Each line of the data holding "Setup" should be found and copied.
● ● ● ● ●
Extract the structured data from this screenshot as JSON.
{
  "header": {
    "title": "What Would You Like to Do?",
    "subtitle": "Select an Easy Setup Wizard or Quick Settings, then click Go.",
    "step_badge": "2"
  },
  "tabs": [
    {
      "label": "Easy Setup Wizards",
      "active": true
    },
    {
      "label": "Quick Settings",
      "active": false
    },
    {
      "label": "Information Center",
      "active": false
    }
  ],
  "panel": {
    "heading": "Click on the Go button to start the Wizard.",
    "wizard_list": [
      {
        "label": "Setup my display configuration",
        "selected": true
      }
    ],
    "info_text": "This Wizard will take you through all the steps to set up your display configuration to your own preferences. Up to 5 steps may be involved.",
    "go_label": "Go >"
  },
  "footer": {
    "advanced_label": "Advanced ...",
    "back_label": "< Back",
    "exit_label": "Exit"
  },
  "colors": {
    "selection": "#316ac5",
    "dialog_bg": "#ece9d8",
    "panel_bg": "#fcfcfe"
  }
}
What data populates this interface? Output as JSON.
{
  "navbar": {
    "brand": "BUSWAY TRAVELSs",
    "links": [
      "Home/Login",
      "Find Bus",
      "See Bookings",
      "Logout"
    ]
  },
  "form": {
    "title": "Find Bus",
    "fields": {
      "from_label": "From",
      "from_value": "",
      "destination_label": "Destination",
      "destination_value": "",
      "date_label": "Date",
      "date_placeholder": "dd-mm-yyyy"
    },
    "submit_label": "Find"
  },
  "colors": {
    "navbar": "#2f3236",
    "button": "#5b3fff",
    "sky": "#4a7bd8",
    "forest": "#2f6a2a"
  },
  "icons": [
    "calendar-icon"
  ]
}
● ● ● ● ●
## SOLUTION FOR THIS PROBLEM
    "subtitle": "Select an Easy Setup Wizard or Quick Settings, then click Go.",
      "label": "Easy Setup Wizards",
        "label": "Setup my display configuration",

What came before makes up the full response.